These poses help calm your mind, strengthen your core muscles and stimulate the endocrine system. Inversions may also help to ease joint pain and stiff ligaments, help to soothe the central nervous system and reverse the numbness that come with with neuropathy.
Feet Exercises: Many people who suffer from neuropathy have problems with numbness and tingling in their feet. Finger and toe exercises can help with the neuropathy in your feet. Thread your fingers between your toes while you’re sitting on the floor in a cross-legged position. Then, spread and stretch your fingers to increase the circulation and range of motion of your toes. Repeat this for several minutes.
Pawanmuktasana: Pawanmuktasana is a simple pose that can help to restore strength in different areas of your body that have been affected by neuropathy. Pawanmuktasana, also known as knees-to-chest, is a pose performed while lying down. Bring your right knee to your chest and hold your shin with your arms, trying to bring your head to your knee. Hold this pose for a few moments, and switch legs. Repeat this up to four times.

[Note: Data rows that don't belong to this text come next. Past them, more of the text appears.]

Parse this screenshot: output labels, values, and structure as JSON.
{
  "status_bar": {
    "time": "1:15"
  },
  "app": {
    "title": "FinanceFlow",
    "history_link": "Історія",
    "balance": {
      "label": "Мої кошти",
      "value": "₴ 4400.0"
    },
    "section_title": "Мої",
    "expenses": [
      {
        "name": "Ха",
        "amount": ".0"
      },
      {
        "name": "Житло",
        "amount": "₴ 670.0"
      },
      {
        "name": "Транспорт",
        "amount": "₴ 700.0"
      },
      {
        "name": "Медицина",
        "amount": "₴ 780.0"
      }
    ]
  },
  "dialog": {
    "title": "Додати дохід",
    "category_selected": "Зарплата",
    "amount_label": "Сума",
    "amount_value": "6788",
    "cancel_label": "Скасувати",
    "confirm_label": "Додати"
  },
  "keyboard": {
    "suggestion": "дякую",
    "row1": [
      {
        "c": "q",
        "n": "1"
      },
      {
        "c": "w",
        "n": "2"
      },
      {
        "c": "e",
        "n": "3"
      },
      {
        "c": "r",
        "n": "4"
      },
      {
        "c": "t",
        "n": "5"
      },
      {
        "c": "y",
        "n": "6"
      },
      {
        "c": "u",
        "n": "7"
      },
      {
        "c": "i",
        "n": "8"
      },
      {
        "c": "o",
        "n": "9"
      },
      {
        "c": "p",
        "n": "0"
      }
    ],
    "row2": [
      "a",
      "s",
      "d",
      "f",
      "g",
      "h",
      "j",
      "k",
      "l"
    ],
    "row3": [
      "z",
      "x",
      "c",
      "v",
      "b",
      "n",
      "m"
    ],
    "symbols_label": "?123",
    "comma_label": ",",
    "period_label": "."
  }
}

If you’ve driven past a park and seen a group of people performing carefully synchronized movements, they were most likely practicing the ancient Chinese martial art Tai Chi. This martial art is supposed to help enhance mental and physical health, so it’s no wonder that it was found to be able to help improve symptoms or peripheral neuropathy.
But before you can understand how Tai Chi can help with this condition, you first need to understand what peripheral neuropathy is and how it affects those who are infected with it. Peripheral neuropathy is a systemic degenerative disease that directly affects your peripheral nervous system, which is responsible for carrying the signals from your brain and spinal column to everywhere else in your body. When this happens, you begin losing the ability to move your extremities and feel pain in your hands and feet. Unfortunately, there isn’t a cure for this condition, but the practice of Tai Chi can really help improve the symptoms that come along with it.

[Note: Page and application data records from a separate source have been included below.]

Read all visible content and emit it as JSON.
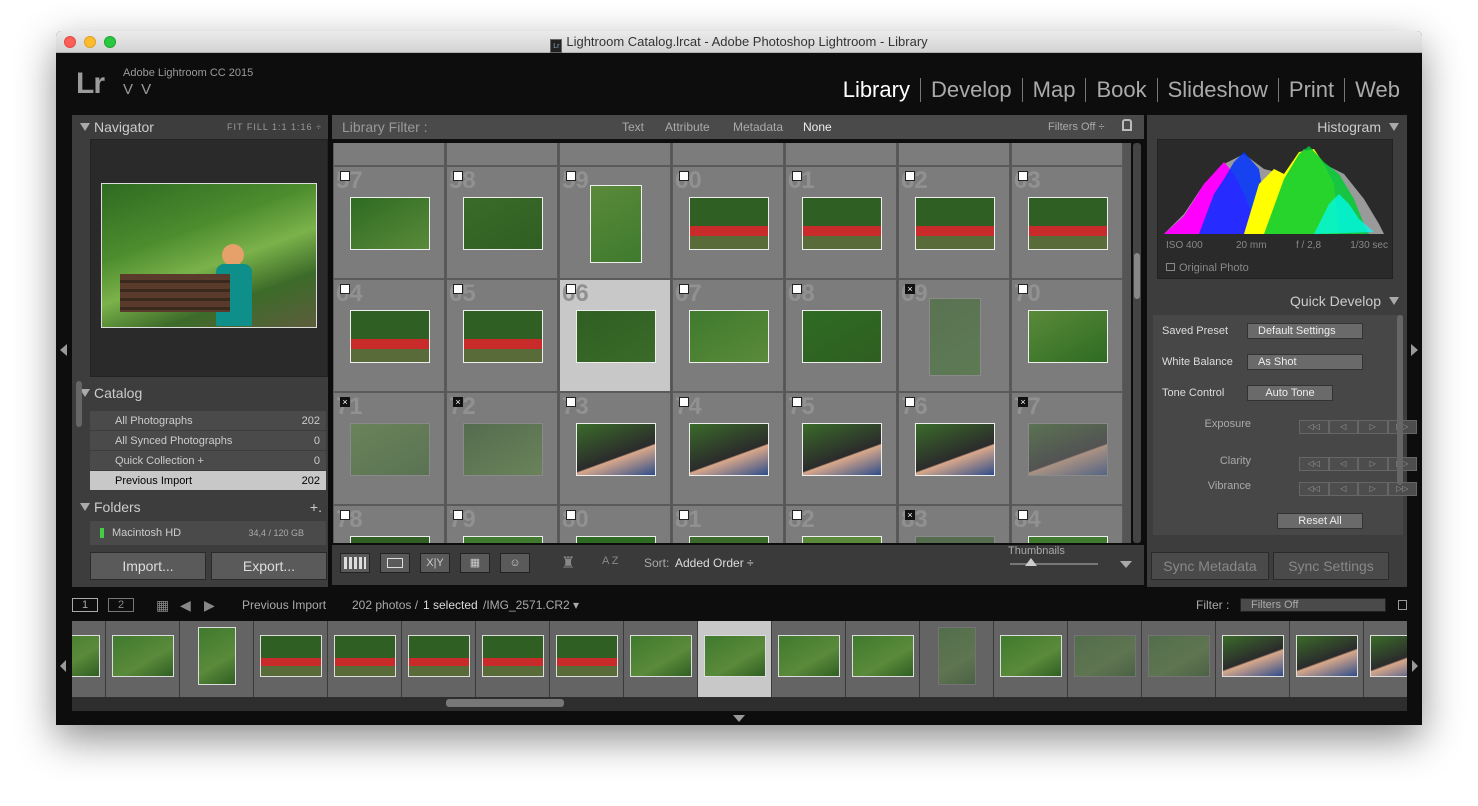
{
  "window": {
    "title": "Lightroom Catalog.lrcat - Adobe Photoshop Lightroom - Library"
  },
  "identity": {
    "logo": "Lr",
    "product": "Adobe Lightroom CC 2015",
    "user": "V V"
  },
  "modules": [
    "Library",
    "Develop",
    "Map",
    "Book",
    "Slideshow",
    "Print",
    "Web"
  ],
  "navigator": {
    "title": "Navigator",
    "options": "FIT  FILL  1:1  1:16 ÷"
  },
  "catalog": {
    "title": "Catalog",
    "items": [
      {
        "label": "All Photographs",
        "count": "202"
      },
      {
        "label": "All Synced Photographs",
        "count": "0"
      },
      {
        "label": "Quick Collection  +",
        "count": "0"
      },
      {
        "label": "Previous Import",
        "count": "202"
      }
    ]
  },
  "folders": {
    "title": "Folders",
    "add": "+.",
    "disk": "Macintosh HD",
    "size": "34,4 / 120 GB"
  },
  "buttons": {
    "import": "Import...",
    "export": "Export..."
  },
  "filter": {
    "label": "Library Filter :",
    "tabs": [
      "Text",
      "Attribute",
      "Metadata",
      "None"
    ],
    "state": "Filters Off ÷"
  },
  "grid": {
    "rows": [
      {
        "numbers": [
          "",
          "",
          "",
          "",
          "",
          "",
          ""
        ]
      },
      {
        "numbers": [
          "57",
          "58",
          "59",
          "60",
          "61",
          "62",
          "63"
        ]
      },
      {
        "numbers": [
          "64",
          "65",
          "66",
          "67",
          "68",
          "69",
          "70"
        ]
      },
      {
        "numbers": [
          "71",
          "72",
          "73",
          "74",
          "75",
          "76",
          "77"
        ]
      },
      {
        "numbers": [
          "78",
          "79",
          "80",
          "81",
          "82",
          "83",
          "84"
        ]
      }
    ]
  },
  "toolbar": {
    "sort_label": "Sort:",
    "sort_value": "Added Order ÷",
    "thumbs_label": "Thumbnails",
    "az": "A Z"
  },
  "histogram": {
    "title": "Histogram",
    "iso": "ISO 400",
    "focal": "20 mm",
    "aperture": "f / 2,8",
    "shutter": "1/30 sec",
    "original": "Original Photo"
  },
  "quick_develop": {
    "title": "Quick Develop",
    "saved_preset": {
      "label": "Saved Preset",
      "value": "Default Settings"
    },
    "white_balance": {
      "label": "White Balance",
      "value": "As Shot"
    },
    "tone_control": {
      "label": "Tone Control",
      "value": "Auto Tone"
    },
    "exposure": "Exposure",
    "clarity": "Clarity",
    "vibrance": "Vibrance",
    "reset": "Reset All"
  },
  "sync": {
    "metadata": "Sync Metadata",
    "settings": "Sync Settings"
  },
  "status": {
    "page1": "1",
    "page2": "2",
    "source": "Previous Import",
    "count_prefix": "202 photos /",
    "selected": "1 selected",
    "file": "/IMG_2571.CR2 ▾",
    "filter_label": "Filter :",
    "filter_value": "Filters Off"
  },
  "colors": {
    "accent": "#ffffff",
    "panel": "#3d3d3d",
    "grid": "#7c7c7c",
    "selected": "#c8c8c8"
  }
}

Patients who have stayed active through Tai Chi have reported that their episodes of severe burning and pain that they experienced on a daily basis were reduced to maybe one or two episodes a year. That’s a pretty significant amount if you ask me. The benefits of Tai Chi don’t stop there, though. It also helps with strength and balance as well as helps calm the mind and body.